Visual assessment of nutrient deficiency symptoms is not good enough for an accurate diagnosis because symptoms can have many causes.
Purpling is one example. Purpling is often considered a tell-tale sign of phosphorus deficiency, but purpling is actually a response to any stress. The plant is not producing chlorophyll in those areas, so the underlying purple pigment comes through.
Proper diagnosis of nutrient deficiency should use most of the following tools:
1. Soil test. Are any obvious shortages evident? Other soil test parameters such as texture, pH and electrical conductivity may also provide clues in the diagnosis.
2. Fertilizer history. Over the past 5 years, what rates and source products have been applied on that field? Include crop yields and consider whether rates have been adequate to match removal.
3. Tissue test. Do not use this alone. A tissue test may show that the plant is deficient in phosphorus or calcium, for example, but heavy rains and saturated soils may have stopped nutrient uptake. The nutrients may be in the soil at adequate rates, but the plant simply can’t access them. So even if the tissue test shows deficiency, a rescue application of these products will not help. Plants may recover on their own when soils dry out again.
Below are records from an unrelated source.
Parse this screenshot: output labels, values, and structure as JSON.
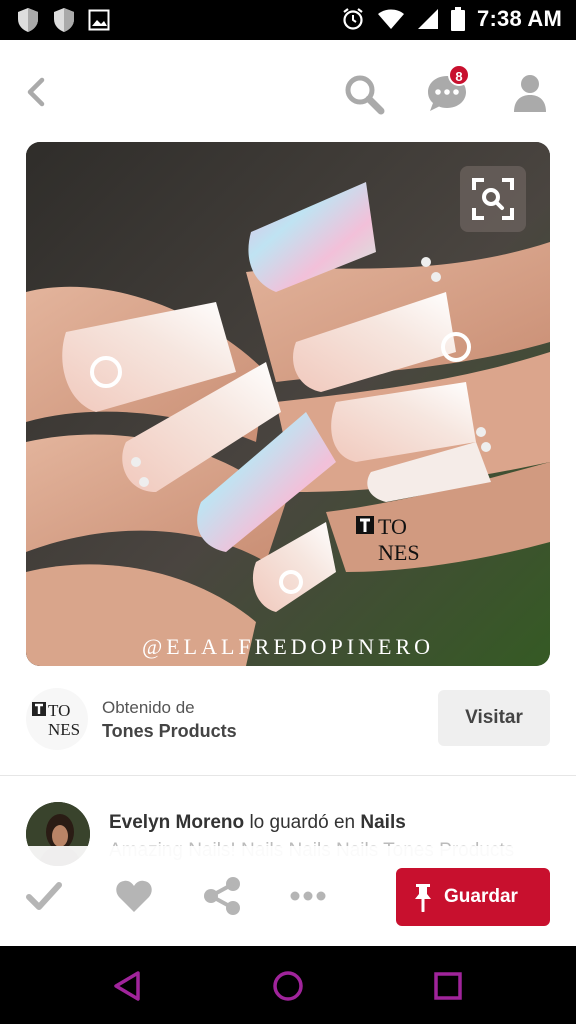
{
  "status_bar": {
    "time": "7:38 AM",
    "left_icons": [
      "shield-icon",
      "shield-icon",
      "image-icon"
    ],
    "right_icons": [
      "alarm-icon",
      "wifi-icon",
      "signal-icon",
      "battery-icon"
    ]
  },
  "top_bar": {
    "back_icon": "chevron-left-icon",
    "search_icon": "search-icon",
    "messages_icon": "chat-bubble-icon",
    "messages_badge": "8",
    "profile_icon": "person-icon"
  },
  "pin": {
    "watermark_handle": "@ELALFREDOPINERO",
    "brand_watermark": "TONES",
    "visual_search_icon": "visual-search-icon"
  },
  "source": {
    "label": "Obtenido de",
    "name": "Tones Products",
    "visit_label": "Visitar"
  },
  "saver": {
    "user": "Evelyn Moreno",
    "verb": "lo guardó en",
    "board": "Nails",
    "description": "Amazing Nails! Nails Nails Nails Tones Products"
  },
  "actions": {
    "done_icon": "check-icon",
    "like_icon": "heart-icon",
    "share_icon": "share-icon",
    "more_icon": "more-dots-icon",
    "save_label": "Guardar",
    "save_icon": "pushpin-icon"
  },
  "nav_bar": {
    "back_icon": "triangle-back-icon",
    "home_icon": "circle-home-icon",
    "recents_icon": "square-recents-icon"
  },
  "colors": {
    "accent": "#c8102e",
    "icon_gray": "#b5b5b5",
    "nav_purple": "#a0249b"
  }
}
4. Herbicide history. Is there any chance of carryover from products applied one or two years ago? In dry conditions or very wet conditions, herbicides can take longer than expected to break down to safe recropping levels for canola.
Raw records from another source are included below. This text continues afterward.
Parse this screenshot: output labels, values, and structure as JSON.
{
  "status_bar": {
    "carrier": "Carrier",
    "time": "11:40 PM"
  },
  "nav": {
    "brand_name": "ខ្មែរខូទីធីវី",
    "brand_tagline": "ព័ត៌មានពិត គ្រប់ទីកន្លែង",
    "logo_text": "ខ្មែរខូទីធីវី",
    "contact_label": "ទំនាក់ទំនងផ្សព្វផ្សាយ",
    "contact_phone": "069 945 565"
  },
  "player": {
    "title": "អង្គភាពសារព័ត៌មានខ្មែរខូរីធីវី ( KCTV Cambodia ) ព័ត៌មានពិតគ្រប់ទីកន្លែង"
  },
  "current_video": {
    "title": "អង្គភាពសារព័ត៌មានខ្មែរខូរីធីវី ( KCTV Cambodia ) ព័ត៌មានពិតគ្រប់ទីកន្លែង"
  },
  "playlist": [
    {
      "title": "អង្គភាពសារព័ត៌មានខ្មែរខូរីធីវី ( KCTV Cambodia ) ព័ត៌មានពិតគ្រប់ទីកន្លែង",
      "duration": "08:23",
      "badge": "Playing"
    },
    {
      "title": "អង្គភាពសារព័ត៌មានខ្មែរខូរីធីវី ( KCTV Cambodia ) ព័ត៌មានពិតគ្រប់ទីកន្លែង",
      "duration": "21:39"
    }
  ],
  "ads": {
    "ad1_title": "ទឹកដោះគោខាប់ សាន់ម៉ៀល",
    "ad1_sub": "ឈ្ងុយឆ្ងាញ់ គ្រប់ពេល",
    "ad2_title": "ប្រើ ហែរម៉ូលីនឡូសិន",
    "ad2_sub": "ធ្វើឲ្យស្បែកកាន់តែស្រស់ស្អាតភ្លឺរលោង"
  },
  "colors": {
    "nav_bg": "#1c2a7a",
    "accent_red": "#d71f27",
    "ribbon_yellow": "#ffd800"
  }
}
5. Environment. Cold, wet, hot and dry can all stress canola plants, creating symptoms that may look like nutrient deficiencies. If neighbors have similar symptoms, the cause is probably environmental — frost, excess moisture, etc.
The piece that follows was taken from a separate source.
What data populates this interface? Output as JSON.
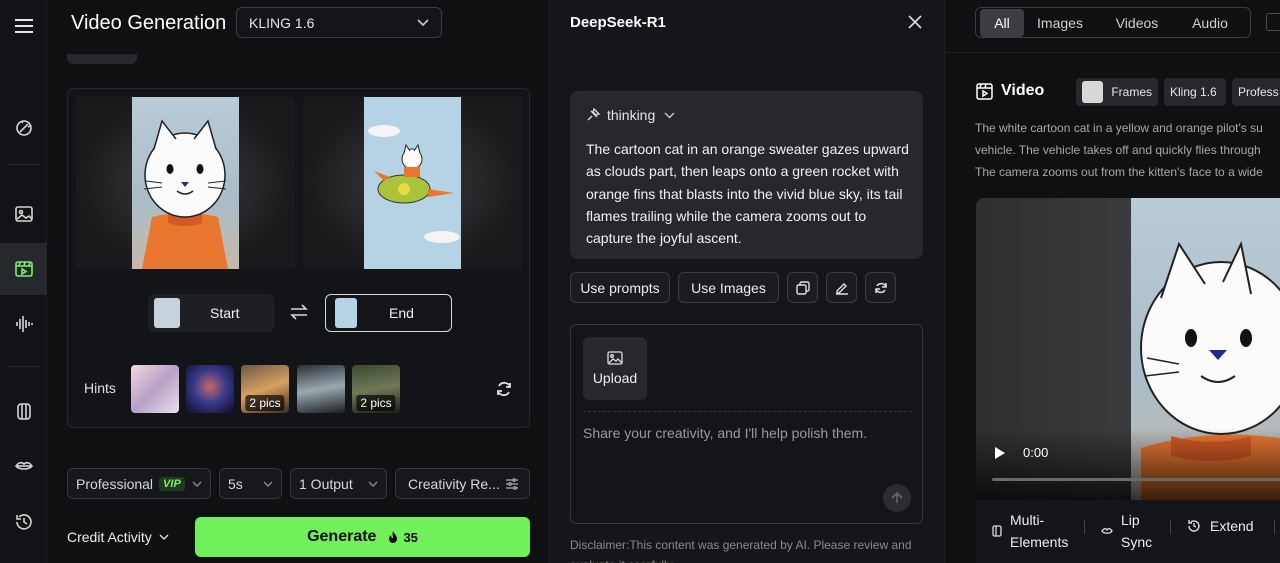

6. History of the land. Recently broken forage land is likely to be depleted in a lot of nutrients. Canola seeded into a field that was in long-term alfalfa, for example, is one case where you may see severe crop stunting and delayed maturity as a result of phosphorus deficiency. Otherwise it is rare to see severe phosphorus deficiency in canola, but it can occur with high yields and tight rotations that will start to mine the soil of its reserves.
7. Look at other fields for similar symptoms. When diagnosing for a specific nutrient, target the crop that tends to be most sensitive to that nutrient. If your farm is depleted of copper for example, this deficiency is likely to show up in wheat before any other crop.
Phosphorus deficiencies look like:
If phosphorus deficiency is diagnosed to be the problem, there is virtually nothing one can do to correct the deficiency in-season. You may try a top dress anyway, because even if nothing good comes of it for this year, any unused phosphate will remain in the soil and be available to future crops.
Nitrogen deficiencies look like:
—Leaves at the bottom of the plant are yellowing prematurely.
—No substantial biomass. Plants are thin and pathetic.
Nitrogen deficiencies can be rescued. Ideally, growers want to apply a nitrogen top up before the 5- to 6-leaf stage, ahead of peak uptake. Dry or liquid is fine, but rain must follow to wash nitrogen into the root zone.
Sulphur deficiencies look like:
—Top leaves are small and narrow, and are often cupped.
—Short pods with little or no seed set.
—Pale yellow leaves
—Prolonged flowering if the crop is having trouble setting seed.
—Patchy look to the field. Sulphur is highly variable across a field, so deficiencies will usually show up in patches.
—Sulphur deficiency is more typical in sandy soil with low organic matter.
If sulphur is short, growers can top up with ammonium sulphate right up to flowering. Rainfall is required to wash the nutrients into the soil. Don’t use elemental sulphur for a rescue treatment either in crop or the following year. It may not be available soon enough. Elemental sulphur is better for long-term maintenance. Start including sulphur in the fertilizer mix for all canola crops on the farm. Sulphur rates of 10 to 25 lb./ac. can provide a very good yield response.